**Exercise directions**
Take from the listing each line that has the string "label".
[Extracted records — start]
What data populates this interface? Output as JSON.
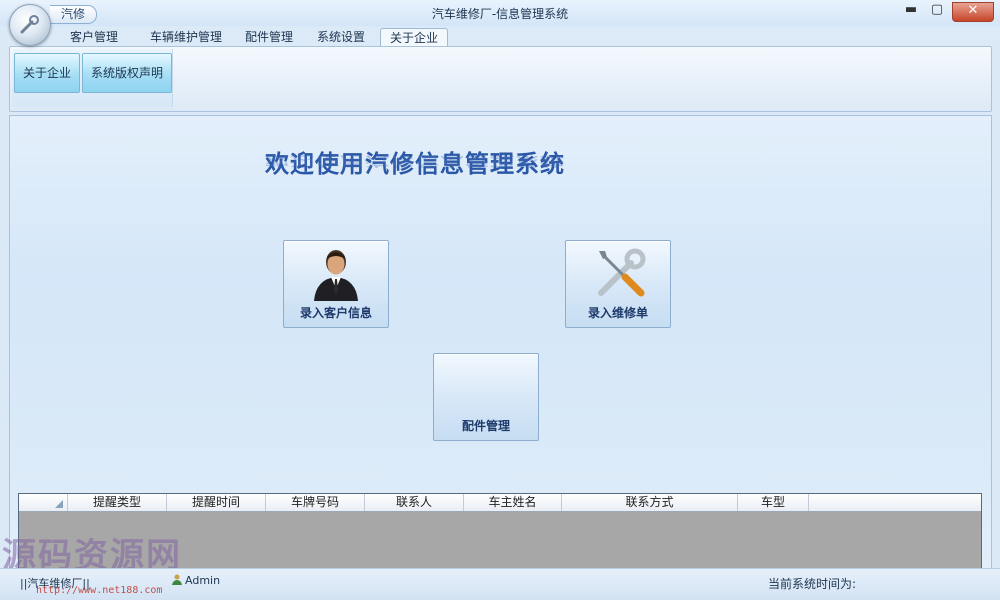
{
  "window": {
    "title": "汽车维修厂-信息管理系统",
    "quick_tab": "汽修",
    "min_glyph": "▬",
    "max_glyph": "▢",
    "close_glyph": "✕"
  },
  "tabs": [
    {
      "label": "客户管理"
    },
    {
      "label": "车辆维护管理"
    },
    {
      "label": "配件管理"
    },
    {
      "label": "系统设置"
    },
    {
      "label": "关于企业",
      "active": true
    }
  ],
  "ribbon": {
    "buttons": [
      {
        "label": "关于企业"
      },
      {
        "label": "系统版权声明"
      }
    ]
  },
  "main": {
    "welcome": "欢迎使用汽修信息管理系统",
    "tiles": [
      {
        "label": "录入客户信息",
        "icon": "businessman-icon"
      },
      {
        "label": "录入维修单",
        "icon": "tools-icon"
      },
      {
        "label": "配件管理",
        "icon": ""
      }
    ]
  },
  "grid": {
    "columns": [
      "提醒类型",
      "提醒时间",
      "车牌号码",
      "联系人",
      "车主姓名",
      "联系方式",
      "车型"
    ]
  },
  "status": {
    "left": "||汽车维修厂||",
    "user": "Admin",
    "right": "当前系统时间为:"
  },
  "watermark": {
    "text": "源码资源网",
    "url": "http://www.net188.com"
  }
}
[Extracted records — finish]
**Result for this exercise**
      "label": "客户管理"
      "label": "车辆维护管理"
      "label": "配件管理"
      "label": "系统设置"
      "label": "关于企业",
        "label": "关于企业"
        "label": "系统版权声明"
        "label": "录入客户信息",
        "label": "录入维修单",
        "label": "配件管理",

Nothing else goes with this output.